Is your bathroom sink starting to drain slower than it used to, or not draining at all? Before you pick up the phone to call a plumber and waste all that money, here are a few tips you can try in order to unclog it yourself!
One of the most common reasons for a clogged bathroom sink is a buildup of hair in the drain. The first method you can try to unclog your sink is to use a plunger like you would when unclogging a toilet. This method is the most cost effective and the safest for the drain itself. Below are the steps to completing this method:
- First remove the stopper, which is the piece that fits in the drain in order to keep objects from going down the sink. If the stopper will not remove by pulling up on it, you can pull the pivot rod back, which is the long metal piece that can be found underneath the sink connecting the stopper to the operating lever on the faucet.
- After the stopper and pivot rod have been removed, fill the sink with around 4 inches of water. Use a rag to stuff in the overflow so water pressure is not lost.
- Now, just like you would a toilet, use a plunger to plunge the drain.
- Continue to refill the sink and plunge it until the water begins to drain at a normal pace again.
If the plunging method does not unclog the sink, the next method you can try is to use a sink (or hand) auger to pull the clog out. An auger is a tool that can help break up clogs. They can be bought at places like Lowe’s and Home Depot. Below are the steps to completing this method:
- First, you will need to locate the piece of pipe underneath the sink that connects at one end to the sink and at the other end to the wall. Once you find the pipe, locate the trap, which is the piece of pipe that is connected by two slip nuts (the thin round pieces that connect each section of the pipe together).

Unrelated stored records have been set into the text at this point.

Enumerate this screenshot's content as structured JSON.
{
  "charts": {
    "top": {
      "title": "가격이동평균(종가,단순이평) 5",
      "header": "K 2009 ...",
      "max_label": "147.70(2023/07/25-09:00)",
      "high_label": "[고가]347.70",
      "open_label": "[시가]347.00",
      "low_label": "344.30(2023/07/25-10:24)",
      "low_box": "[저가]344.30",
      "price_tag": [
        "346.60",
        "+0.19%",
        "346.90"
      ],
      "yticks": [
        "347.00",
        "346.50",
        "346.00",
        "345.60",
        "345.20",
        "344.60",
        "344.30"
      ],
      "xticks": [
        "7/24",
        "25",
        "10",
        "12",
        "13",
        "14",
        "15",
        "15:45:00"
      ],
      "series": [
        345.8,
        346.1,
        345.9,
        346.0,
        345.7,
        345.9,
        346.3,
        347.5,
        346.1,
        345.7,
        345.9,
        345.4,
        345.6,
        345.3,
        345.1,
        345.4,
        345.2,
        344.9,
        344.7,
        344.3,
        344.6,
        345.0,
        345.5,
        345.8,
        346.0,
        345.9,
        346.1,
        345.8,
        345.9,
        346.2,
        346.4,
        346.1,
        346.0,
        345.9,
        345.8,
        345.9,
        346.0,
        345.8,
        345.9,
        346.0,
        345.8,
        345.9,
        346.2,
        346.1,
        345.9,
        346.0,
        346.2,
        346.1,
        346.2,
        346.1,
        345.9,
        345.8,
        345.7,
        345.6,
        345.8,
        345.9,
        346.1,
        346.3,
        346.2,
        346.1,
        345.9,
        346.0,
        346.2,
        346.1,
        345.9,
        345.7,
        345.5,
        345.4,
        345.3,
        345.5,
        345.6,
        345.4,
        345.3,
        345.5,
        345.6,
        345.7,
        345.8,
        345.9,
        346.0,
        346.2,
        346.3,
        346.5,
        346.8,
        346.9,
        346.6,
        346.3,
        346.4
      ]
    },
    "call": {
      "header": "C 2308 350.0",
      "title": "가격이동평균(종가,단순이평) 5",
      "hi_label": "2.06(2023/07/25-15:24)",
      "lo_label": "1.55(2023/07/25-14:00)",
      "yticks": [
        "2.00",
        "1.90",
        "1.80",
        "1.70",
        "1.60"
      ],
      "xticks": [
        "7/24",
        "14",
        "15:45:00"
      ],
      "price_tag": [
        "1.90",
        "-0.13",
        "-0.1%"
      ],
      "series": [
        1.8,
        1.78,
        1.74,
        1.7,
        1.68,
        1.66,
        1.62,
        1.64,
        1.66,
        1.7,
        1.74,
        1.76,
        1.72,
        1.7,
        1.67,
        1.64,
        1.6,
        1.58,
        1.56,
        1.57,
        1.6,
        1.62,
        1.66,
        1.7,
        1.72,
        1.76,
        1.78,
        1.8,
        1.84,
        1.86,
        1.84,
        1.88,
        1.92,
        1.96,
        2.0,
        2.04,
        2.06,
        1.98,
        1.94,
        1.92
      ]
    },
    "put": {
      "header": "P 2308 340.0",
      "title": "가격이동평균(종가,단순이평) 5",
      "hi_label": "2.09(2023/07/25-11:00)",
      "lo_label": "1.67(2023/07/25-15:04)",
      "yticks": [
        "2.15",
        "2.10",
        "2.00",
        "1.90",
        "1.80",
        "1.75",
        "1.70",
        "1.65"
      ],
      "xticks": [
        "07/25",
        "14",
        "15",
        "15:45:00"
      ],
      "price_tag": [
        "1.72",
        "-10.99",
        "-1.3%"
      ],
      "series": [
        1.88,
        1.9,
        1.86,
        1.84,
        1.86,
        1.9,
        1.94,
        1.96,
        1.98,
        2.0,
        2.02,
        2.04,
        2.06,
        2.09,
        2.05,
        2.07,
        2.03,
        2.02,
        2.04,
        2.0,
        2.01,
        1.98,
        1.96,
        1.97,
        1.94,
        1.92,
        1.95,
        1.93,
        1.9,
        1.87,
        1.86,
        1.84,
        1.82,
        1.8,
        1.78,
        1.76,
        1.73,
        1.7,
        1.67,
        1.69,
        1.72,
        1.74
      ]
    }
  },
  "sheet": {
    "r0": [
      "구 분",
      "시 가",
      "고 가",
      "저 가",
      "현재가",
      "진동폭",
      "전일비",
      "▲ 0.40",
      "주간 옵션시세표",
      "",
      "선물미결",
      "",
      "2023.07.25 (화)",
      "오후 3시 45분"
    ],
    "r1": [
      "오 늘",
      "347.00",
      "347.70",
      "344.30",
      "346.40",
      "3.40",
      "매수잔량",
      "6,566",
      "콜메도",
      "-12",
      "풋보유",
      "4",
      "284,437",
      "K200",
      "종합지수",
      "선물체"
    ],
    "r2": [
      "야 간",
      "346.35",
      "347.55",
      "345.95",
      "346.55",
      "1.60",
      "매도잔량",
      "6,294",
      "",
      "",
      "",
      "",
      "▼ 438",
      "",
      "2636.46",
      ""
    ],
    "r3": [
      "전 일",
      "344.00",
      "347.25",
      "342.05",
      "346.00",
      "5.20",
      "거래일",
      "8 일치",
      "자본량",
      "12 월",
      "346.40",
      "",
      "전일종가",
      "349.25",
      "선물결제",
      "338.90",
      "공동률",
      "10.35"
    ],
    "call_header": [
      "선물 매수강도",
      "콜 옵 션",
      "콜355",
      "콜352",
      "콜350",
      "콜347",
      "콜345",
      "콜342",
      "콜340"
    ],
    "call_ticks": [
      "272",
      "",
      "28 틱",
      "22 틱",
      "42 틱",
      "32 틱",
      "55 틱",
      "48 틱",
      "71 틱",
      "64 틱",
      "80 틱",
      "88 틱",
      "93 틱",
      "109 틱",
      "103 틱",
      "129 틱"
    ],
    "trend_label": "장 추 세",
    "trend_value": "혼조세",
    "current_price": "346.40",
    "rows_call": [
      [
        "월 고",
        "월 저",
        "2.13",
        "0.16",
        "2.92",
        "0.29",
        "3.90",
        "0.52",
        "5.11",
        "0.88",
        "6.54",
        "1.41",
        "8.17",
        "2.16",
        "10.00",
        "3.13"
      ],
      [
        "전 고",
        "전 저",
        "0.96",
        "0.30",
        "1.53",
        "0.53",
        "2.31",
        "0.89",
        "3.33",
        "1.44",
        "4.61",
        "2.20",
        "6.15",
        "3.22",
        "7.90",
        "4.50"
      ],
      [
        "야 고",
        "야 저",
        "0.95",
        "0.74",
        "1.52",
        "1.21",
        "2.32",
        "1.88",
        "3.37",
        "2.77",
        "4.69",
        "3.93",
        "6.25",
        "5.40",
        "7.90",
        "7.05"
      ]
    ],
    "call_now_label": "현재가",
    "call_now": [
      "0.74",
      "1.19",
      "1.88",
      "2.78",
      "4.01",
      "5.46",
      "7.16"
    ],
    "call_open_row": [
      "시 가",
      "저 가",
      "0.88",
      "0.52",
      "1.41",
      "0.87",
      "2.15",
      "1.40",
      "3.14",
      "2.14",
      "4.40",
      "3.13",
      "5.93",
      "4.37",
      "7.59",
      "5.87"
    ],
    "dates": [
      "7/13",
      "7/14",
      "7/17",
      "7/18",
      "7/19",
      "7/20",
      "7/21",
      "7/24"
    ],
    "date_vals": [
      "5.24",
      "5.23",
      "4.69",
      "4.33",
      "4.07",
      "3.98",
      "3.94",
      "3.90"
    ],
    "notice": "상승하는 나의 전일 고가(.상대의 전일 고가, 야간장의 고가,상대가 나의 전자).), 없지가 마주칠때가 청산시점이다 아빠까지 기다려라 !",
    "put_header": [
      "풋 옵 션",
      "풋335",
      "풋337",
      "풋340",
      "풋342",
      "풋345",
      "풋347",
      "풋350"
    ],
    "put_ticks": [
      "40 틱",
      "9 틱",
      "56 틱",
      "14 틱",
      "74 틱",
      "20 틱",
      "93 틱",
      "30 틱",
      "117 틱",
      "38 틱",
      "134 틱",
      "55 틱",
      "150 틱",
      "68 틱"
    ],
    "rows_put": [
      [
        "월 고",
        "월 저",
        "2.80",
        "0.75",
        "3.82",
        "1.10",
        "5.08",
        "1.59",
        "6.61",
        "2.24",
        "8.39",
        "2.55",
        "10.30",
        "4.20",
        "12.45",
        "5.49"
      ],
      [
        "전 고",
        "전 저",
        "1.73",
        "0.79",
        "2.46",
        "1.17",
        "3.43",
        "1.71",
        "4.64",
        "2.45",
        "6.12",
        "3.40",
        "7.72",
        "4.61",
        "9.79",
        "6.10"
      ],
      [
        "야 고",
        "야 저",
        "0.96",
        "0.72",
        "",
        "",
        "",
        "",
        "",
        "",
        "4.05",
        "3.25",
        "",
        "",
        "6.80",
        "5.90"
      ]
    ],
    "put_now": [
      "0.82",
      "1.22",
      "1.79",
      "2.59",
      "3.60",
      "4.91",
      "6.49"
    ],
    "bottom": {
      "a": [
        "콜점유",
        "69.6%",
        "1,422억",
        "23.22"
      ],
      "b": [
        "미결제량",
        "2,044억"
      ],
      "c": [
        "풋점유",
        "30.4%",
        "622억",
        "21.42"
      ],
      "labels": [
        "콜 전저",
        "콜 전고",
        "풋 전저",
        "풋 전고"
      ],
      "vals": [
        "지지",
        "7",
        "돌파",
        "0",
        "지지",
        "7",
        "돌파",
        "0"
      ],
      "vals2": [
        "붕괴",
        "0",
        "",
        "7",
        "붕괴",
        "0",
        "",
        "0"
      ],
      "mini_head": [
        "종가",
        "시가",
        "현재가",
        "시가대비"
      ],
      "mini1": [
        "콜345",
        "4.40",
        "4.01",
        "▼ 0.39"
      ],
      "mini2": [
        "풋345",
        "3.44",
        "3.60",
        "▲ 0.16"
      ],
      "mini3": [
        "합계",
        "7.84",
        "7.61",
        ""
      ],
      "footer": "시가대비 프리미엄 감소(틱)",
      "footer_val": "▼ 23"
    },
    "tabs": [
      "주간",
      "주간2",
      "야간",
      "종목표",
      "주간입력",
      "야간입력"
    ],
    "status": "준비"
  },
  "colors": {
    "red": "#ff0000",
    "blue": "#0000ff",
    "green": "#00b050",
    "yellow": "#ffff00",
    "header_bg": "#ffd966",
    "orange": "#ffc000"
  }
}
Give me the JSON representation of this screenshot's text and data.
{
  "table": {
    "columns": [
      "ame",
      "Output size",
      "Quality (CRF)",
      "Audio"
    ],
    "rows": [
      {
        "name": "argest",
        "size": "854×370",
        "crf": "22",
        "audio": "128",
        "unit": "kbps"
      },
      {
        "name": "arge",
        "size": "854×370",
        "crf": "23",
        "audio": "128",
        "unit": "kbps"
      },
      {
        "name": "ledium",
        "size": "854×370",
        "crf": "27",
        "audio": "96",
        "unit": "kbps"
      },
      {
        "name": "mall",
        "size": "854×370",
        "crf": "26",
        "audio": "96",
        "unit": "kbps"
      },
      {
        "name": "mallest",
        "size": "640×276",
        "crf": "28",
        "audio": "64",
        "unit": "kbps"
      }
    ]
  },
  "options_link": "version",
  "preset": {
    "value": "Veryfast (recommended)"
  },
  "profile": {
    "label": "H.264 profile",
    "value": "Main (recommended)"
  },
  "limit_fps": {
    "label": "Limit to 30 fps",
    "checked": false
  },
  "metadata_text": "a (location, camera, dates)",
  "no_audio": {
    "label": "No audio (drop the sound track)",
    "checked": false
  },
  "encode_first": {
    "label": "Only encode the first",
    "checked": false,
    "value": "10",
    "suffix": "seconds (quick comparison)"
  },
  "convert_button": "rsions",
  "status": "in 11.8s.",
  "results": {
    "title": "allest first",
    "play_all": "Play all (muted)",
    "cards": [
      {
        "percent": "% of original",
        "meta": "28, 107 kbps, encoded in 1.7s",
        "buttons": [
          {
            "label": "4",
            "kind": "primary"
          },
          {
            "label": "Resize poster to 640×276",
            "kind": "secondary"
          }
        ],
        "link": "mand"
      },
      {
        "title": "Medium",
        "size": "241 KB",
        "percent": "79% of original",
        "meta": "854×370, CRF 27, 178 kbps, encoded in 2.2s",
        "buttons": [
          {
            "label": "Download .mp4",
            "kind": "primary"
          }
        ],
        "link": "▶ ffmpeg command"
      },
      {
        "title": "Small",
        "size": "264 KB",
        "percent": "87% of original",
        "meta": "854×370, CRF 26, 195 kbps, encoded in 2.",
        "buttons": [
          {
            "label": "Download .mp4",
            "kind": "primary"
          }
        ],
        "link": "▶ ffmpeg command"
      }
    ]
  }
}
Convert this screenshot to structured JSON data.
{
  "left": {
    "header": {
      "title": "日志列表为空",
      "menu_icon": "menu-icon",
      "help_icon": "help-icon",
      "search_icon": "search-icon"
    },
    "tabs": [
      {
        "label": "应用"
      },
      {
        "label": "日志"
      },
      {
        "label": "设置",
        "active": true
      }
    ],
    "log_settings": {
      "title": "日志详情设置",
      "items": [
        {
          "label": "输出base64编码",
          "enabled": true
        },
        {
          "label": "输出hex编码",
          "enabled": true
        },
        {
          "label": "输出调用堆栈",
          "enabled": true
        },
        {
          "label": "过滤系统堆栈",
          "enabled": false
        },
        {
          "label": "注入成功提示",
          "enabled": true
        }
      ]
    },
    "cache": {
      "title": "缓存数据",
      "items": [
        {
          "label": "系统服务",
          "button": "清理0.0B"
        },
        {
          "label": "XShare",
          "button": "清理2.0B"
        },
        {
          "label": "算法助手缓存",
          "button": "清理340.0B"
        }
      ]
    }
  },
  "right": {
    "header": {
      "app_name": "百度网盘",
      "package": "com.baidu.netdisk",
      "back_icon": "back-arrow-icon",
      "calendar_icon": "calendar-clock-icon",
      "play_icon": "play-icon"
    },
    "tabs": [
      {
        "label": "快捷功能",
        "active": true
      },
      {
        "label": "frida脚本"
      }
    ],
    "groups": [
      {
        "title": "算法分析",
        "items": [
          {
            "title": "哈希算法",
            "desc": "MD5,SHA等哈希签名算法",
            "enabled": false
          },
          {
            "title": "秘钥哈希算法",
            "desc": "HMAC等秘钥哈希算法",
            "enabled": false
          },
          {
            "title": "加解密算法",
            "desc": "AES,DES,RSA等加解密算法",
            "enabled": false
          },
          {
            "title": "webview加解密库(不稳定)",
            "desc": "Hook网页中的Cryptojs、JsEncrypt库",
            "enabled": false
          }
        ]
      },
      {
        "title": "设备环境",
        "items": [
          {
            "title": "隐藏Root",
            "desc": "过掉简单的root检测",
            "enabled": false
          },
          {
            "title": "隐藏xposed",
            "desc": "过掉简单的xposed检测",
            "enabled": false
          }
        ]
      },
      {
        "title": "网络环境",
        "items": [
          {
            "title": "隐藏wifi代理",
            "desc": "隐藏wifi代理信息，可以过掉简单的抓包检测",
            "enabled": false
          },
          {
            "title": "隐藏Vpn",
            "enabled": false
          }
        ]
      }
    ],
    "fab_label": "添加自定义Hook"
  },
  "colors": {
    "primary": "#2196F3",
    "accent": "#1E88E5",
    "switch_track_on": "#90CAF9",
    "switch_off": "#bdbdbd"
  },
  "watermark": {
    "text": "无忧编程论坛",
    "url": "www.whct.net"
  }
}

- Once you have located these areas, get a bucket and place it underneath the trap.
- Next, use a pair of pliers to loosen the two slip nuts and remove the trap. Let any water in the pipe drain into the bucket.
- Then, place the end of the auger into the drain and turn the crank. This will move the auger toward the clog.
- Once the auger reaches the clog, pull it out and dislodge the clog.
- Finally, reconnect the trap to the rest of the pipe using the pliers and slip nuts.
If the auger method also proves to be unsuccessful at unclogging the pipe, I am afraid you are now going to have to call a plumber. Good luck and happy unclogging!